A fragmented market also has hindered traction with landfill owners. Although managing the environmental impact of landfill gas is a major concern for landfill owners, in many cases the annual revenue generated by energy sales from these systems is equivalent to what a landfill owner makes in one week in waste disposal fees. These projects are perceived as more of a risk than a major revenue stream. As such, landfill owners seek market leaders with a long operating history and a well-established track record.

Larger landfill-gas-to-energy players would also improve project economics. Larger players have standardized operating procedures, buying power with vendors, and can reduce project specific risk through portfolio management. Overhead can be spread over a large base and larger players can more likely fund projects internally lowering the cost of capital as compared to finding external capital. The small size of landfill gas to energy projects also makes it difficult to take advantage of the tax incentives provided to all renewable energy by the federal government. If the project developer doesn’t have the tax appetite to benefit from the incentives, as is often the case, the developer must find a third party to participate as a tax equity investor. However, the transaction costs to set up the correct structures to include tax equity players aren’t worth the benefit for such small projects.

Consolidation can improve the ability of the industry to develop projects with landfill owners, develop relationships with offtakers for the energy produced, and improve project economics. There’s evidence that industry consolidation is underway as six of the top 10 operators are backed by private equity and two of the largest players have explicitly stated their intentions to grow through acquisition.

Big Trouble for Trash Burners

Burning trash before it’s even disposed in a landfill is another approach to recovery of energy from trash. There are currently 76 U.S. waste incineration plants, which burn municipal solid waste in boilers and recover metals, producing 2,600 MW of power. Areas with high landfill disposal fees have historically been related to more waste incineration development (see Figure 4) . In other words, areas with the most constrained landfill capacity have introduced waste incineration solutions. However, no new waste incineration plants have been built in the U.S. in more than a decade. Several reasons suggest there will be a revival in waste incineration power production.

Over the years, waste incineration has been met with opposition from environmental groups for the toxins emitted from the incineration process. This negative reputation has made permitting new facilities with this technology difficult. For example, in 1989, Mayor David Dinkins of New York City proposed a waste management plan which included plans for a number of incineration facilities with advanced air pollution control systems. However, when Mayor Rudy Giuliani came into office he scrapped these plans primarily as a result of opposition from environmental organizations that were concerned about emissions.
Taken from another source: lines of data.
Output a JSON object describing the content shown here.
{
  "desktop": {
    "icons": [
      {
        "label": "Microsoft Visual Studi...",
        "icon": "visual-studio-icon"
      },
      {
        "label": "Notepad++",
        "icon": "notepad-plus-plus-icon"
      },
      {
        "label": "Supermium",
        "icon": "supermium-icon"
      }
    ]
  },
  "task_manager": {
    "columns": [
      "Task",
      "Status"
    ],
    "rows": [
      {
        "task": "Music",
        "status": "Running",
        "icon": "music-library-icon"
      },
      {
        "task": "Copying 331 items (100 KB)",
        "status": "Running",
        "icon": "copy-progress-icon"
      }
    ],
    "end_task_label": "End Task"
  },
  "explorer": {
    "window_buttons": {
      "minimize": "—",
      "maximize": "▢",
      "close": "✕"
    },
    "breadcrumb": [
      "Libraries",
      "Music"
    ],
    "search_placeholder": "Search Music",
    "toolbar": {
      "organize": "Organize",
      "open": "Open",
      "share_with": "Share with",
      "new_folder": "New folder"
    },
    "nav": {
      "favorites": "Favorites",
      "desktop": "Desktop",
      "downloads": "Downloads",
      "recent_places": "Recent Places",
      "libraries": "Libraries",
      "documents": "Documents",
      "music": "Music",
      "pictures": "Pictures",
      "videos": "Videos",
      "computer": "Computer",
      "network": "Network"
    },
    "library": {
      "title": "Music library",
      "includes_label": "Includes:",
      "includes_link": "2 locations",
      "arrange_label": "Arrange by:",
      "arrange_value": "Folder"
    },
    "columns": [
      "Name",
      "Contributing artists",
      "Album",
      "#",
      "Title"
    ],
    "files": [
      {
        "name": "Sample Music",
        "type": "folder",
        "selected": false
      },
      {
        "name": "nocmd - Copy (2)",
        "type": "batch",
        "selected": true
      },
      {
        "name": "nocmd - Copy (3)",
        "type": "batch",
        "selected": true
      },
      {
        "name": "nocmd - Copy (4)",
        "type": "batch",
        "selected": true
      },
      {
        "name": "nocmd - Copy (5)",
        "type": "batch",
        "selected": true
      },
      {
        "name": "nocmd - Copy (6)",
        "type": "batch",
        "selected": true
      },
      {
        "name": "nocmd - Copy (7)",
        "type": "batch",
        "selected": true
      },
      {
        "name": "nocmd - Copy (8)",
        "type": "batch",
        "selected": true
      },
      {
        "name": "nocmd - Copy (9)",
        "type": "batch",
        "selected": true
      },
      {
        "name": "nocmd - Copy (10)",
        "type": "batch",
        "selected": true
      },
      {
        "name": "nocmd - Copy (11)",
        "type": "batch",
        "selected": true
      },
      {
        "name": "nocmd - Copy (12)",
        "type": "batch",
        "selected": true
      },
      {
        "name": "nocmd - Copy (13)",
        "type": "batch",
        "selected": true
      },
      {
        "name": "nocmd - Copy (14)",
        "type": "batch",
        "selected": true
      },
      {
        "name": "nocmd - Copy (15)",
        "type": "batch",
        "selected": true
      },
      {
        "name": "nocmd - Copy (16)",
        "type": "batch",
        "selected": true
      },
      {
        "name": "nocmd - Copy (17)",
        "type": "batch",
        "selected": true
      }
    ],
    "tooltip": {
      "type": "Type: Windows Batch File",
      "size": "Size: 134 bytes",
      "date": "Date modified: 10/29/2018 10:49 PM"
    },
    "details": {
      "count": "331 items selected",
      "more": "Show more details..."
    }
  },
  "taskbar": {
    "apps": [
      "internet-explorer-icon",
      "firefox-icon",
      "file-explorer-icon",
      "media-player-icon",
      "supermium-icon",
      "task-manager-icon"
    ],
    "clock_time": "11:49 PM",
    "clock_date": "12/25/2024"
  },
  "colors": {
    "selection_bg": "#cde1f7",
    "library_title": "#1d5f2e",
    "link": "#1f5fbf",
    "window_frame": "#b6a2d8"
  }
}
The environmental argument, however, was based on data from the emissions of incinerators in the 1980s, which was before Environmental Protection Agency regulations